As we look, state-by-state, at how states are promoting reproductive health and rights and how they are promoting or restricting access to these important health services, there is a very deep divide between states in this nation. The report notes this clearly in its introduction:

Since 2010 almost 500 abortion restrictions have been passed at the state level. These changes along with other restrictions on access to reproductive health care have created a landscape in which your ability to access reproductive health care is increasingly dependent on where you live. Our report card makes clear that we have become the “Divided States of Reproductive Health and Rights.”

While 23 states received a grade of “B” or higher, 24 states received a grade of “D” or lower. And it should be noted, that among those lower grades were 16 states receiving an “F-minus.” There is no “curve” in scoring for these grades. There is a 100-point score divided into these four areas:

  • EFFECTIVENESS (30): The percentage of unintended pregnancies and state teen pregnancy rate;
  • PREVENTION (25): Is there comprehensive sex education in the schools? Are nurses able to dispense medications? Are minors allowed to consent to contraceptive services?
  • AFFORDABILITY (25): Is birth control affordable to everyone; Does insurance cover abortion services?
  • ACCESS (20): Does the state impose burdensome requirements on those seeking family planning or abortion services?

The report explains in more detail how these criteria are further broken down and scored. This is not a simple test. But in the end, the results are clear.
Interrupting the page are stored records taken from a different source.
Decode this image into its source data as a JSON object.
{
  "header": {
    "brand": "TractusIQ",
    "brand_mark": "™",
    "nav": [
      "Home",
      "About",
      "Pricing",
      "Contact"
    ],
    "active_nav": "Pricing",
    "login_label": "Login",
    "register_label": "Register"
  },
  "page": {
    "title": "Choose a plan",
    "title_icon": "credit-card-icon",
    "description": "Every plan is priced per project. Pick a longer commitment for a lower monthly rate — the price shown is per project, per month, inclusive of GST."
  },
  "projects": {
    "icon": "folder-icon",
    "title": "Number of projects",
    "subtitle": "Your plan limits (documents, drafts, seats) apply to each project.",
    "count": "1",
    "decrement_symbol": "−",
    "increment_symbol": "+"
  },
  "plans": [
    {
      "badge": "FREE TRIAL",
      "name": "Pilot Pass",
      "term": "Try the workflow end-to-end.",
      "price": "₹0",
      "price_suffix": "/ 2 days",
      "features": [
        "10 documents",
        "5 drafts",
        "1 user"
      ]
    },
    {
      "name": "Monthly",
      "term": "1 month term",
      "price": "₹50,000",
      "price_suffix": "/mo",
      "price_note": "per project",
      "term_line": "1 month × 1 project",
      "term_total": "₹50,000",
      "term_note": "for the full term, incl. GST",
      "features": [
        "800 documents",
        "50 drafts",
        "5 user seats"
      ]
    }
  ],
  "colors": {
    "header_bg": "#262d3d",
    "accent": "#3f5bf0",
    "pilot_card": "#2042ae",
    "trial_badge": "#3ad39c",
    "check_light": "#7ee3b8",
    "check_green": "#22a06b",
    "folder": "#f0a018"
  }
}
The roadmap for reproductive healthcare in this country is complex and depends greatly on where you live and what your means are. If you live in a rural area, in a state with a score of “D” or “F,” or are low-income or a person of color, this report is not good news. Your access to reproductive healthcare may be limited, to say the least. As Jennie Wetter, Population Institute’s director of public policy, says, “This report card is a call to action for all those who care about reproductive health and rights.”—Carole Levine